(Goal of the exercise):
Each record that follows should be reproduced in full, character for character.

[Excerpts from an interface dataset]
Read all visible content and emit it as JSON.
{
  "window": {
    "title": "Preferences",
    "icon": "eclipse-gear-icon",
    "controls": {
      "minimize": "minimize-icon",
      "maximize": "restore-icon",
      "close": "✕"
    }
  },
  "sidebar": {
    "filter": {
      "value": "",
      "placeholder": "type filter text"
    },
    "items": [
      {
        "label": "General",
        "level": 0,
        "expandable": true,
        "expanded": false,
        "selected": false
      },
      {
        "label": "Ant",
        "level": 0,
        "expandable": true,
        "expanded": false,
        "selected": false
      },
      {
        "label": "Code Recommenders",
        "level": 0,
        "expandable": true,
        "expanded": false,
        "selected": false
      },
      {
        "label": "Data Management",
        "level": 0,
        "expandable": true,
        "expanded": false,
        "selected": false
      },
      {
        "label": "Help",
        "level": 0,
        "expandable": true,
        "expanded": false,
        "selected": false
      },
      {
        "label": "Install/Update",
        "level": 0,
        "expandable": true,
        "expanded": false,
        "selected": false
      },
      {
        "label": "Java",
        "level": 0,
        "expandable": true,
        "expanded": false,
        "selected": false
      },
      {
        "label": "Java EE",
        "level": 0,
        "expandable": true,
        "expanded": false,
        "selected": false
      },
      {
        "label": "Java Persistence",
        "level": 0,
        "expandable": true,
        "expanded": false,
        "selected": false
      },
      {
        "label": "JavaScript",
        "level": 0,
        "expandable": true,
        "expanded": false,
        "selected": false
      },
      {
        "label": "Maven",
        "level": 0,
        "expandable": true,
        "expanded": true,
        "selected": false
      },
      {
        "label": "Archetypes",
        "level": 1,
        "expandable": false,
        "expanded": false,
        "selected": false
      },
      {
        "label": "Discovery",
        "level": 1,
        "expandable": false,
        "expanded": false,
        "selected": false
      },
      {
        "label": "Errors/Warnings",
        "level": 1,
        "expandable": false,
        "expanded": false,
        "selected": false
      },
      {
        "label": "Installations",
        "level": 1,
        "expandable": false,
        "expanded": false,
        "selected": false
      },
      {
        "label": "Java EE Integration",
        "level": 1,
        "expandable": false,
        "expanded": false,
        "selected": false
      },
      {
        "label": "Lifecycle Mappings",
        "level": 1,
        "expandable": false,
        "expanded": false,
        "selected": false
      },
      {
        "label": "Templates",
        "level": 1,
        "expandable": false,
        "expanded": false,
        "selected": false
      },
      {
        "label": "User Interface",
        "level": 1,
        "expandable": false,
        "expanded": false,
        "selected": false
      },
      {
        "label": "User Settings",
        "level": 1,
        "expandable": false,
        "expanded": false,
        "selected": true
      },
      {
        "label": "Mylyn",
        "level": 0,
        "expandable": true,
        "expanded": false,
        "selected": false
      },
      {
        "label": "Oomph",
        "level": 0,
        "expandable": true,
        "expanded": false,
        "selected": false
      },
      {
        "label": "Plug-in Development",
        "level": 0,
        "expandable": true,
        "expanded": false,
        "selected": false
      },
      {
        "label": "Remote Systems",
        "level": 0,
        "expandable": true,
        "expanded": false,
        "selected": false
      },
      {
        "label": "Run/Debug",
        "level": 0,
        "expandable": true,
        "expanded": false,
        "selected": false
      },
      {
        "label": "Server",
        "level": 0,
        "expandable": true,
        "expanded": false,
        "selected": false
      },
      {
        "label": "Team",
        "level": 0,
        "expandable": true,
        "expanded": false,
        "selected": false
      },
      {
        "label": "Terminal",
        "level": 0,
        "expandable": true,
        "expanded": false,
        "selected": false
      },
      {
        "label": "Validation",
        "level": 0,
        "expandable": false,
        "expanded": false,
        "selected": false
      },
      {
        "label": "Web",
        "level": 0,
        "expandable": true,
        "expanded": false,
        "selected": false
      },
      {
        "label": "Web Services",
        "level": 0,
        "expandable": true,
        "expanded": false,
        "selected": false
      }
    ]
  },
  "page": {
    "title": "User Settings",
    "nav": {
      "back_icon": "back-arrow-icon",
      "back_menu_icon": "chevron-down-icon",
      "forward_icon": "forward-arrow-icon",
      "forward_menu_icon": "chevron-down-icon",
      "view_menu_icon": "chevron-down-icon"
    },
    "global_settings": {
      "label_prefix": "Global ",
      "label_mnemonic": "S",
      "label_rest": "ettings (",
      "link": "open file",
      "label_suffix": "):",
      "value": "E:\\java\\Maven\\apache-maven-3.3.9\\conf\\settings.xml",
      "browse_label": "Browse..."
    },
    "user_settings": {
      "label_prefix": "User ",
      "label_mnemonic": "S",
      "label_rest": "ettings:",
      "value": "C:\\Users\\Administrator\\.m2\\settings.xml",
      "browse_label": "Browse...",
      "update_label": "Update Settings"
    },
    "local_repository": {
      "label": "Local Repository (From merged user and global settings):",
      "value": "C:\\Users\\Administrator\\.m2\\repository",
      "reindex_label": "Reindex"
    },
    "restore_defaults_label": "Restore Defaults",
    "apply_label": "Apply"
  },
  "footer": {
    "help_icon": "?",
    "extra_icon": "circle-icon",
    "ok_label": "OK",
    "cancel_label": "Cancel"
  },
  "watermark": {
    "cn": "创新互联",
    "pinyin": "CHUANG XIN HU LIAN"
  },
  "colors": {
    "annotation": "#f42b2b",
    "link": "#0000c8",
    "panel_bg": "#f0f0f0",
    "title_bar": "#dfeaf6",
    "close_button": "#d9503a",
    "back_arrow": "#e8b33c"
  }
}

(Result):
Read all visible content and emit it as JSON.
{
  "window": {
    "title": "Preferences",
    "icon": "eclipse-gear-icon",
    "controls": {
      "minimize": "minimize-icon",
      "maximize": "restore-icon",
      "close": "✕"
    }
  },
  "sidebar": {
    "filter": {
      "value": "",
      "placeholder": "type filter text"
    },
    "items": [
      {
        "label": "General",
        "level": 0,
        "expandable": true,
        "expanded": false,
        "selected": false
      },
      {
        "label": "Ant",
        "level": 0,
        "expandable": true,
        "expanded": false,
        "selected": false
      },
      {
        "label": "Code Recommenders",
        "level": 0,
        "expandable": true,
        "expanded": false,
        "selected": false
      },
      {
        "label": "Data Management",
        "level": 0,
        "expandable": true,
        "expanded": false,
        "selected": false
      },
      {
        "label": "Help",
        "level": 0,
        "expandable": true,
        "expanded": false,
        "selected": false
      },
      {
        "label": "Install/Update",
        "level": 0,
        "expandable": true,
        "expanded": false,
        "selected": false
      },
      {
        "label": "Java",
        "level": 0,
        "expandable": true,
        "expanded": false,
        "selected": false
      },
      {
        "label": "Java EE",
        "level": 0,
        "expandable": true,
        "expanded": false,
        "selected": false
      },
      {
        "label": "Java Persistence",
        "level": 0,
        "expandable": true,
        "expanded": false,
        "selected": false
      },
      {
        "label": "JavaScript",
        "level": 0,
        "expandable": true,
        "expanded": false,
        "selected": false
      },
      {
        "label": "Maven",
        "level": 0,
        "expandable": true,
        "expanded": true,
        "selected": false
      },
      {
        "label": "Archetypes",
        "level": 1,
        "expandable": false,
        "expanded": false,
        "selected": false
      },
      {
        "label": "Discovery",
        "level": 1,
        "expandable": false,
        "expanded": false,
        "selected": false
      },
      {
        "label": "Errors/Warnings",
        "level": 1,
        "expandable": false,
        "expanded": false,
        "selected": false
      },
      {
        "label": "Installations",
        "level": 1,
        "expandable": false,
        "expanded": false,
        "selected": false
      },
      {
        "label": "Java EE Integration",
        "level": 1,
        "expandable": false,
        "expanded": false,
        "selected": false
      },
      {
        "label": "Lifecycle Mappings",
        "level": 1,
        "expandable": false,
        "expanded": false,
        "selected": false
      },
      {
        "label": "Templates",
        "level": 1,
        "expandable": false,
        "expanded": false,
        "selected": false
      },
      {
        "label": "User Interface",
        "level": 1,
        "expandable": false,
        "expanded": false,
        "selected": false
      },
      {
        "label": "User Settings",
        "level": 1,
        "expandable": false,
        "expanded": false,
        "selected": true
      },
      {
        "label": "Mylyn",
        "level": 0,
        "expandable": true,
        "expanded": false,
        "selected": false
      },
      {
        "label": "Oomph",
        "level": 0,
        "expandable": true,
        "expanded": false,
        "selected": false
      },
      {
        "label": "Plug-in Development",
        "level": 0,
        "expandable": true,
        "expanded": false,
        "selected": false
      },
      {
        "label": "Remote Systems",
        "level": 0,
        "expandable": true,
        "expanded": false,
        "selected": false
      },
      {
        "label": "Run/Debug",
        "level": 0,
        "expandable": true,
        "expanded": false,
        "selected": false
      },
      {
        "label": "Server",
        "level": 0,
        "expandable": true,
        "expanded": false,
        "selected": false
      },
      {
        "label": "Team",
        "level": 0,
        "expandable": true,
        "expanded": false,
        "selected": false
      },
      {
        "label": "Terminal",
        "level": 0,
        "expandable": true,
        "expanded": false,
        "selected": false
      },
      {
        "label": "Validation",
        "level": 0,
        "expandable": false,
        "expanded": false,
        "selected": false
      },
      {
        "label": "Web",
        "level": 0,
        "expandable": true,
        "expanded": false,
        "selected": false
      },
      {
        "label": "Web Services",
        "level": 0,
        "expandable": true,
        "expanded": false,
        "selected": false
      }
    ]
  },
  "page": {
    "title": "User Settings",
    "nav": {
      "back_icon": "back-arrow-icon",
      "back_menu_icon": "chevron-down-icon",
      "forward_icon": "forward-arrow-icon",
      "forward_menu_icon": "chevron-down-icon",
      "view_menu_icon": "chevron-down-icon"
    },
    "global_settings": {
      "label_prefix": "Global ",
      "label_mnemonic": "S",
      "label_rest": "ettings (",
      "link": "open file",
      "label_suffix": "):",
      "value": "E:\\java\\Maven\\apache-maven-3.3.9\\conf\\settings.xml",
      "browse_label": "Browse..."
    },
    "user_settings": {
      "label_prefix": "User ",
      "label_mnemonic": "S",
      "label_rest": "ettings:",
      "value": "C:\\Users\\Administrator\\.m2\\settings.xml",
      "browse_label": "Browse...",
      "update_label": "Update Settings"
    },
    "local_repository": {
      "label": "Local Repository (From merged user and global settings):",
      "value": "C:\\Users\\Administrator\\.m2\\repository",
      "reindex_label": "Reindex"
    },
    "restore_defaults_label": "Restore Defaults",
    "apply_label": "Apply"
  },
  "footer": {
    "help_icon": "?",
    "extra_icon": "circle-icon",
    "ok_label": "OK",
    "cancel_label": "Cancel"
  },
  "watermark": {
    "cn": "创新互联",
    "pinyin": "CHUANG XIN HU LIAN"
  },
  "colors": {
    "annotation": "#f42b2b",
    "link": "#0000c8",
    "panel_bg": "#f0f0f0",
    "title_bar": "#dfeaf6",
    "close_button": "#d9503a",
    "back_arrow": "#e8b33c"
  }
}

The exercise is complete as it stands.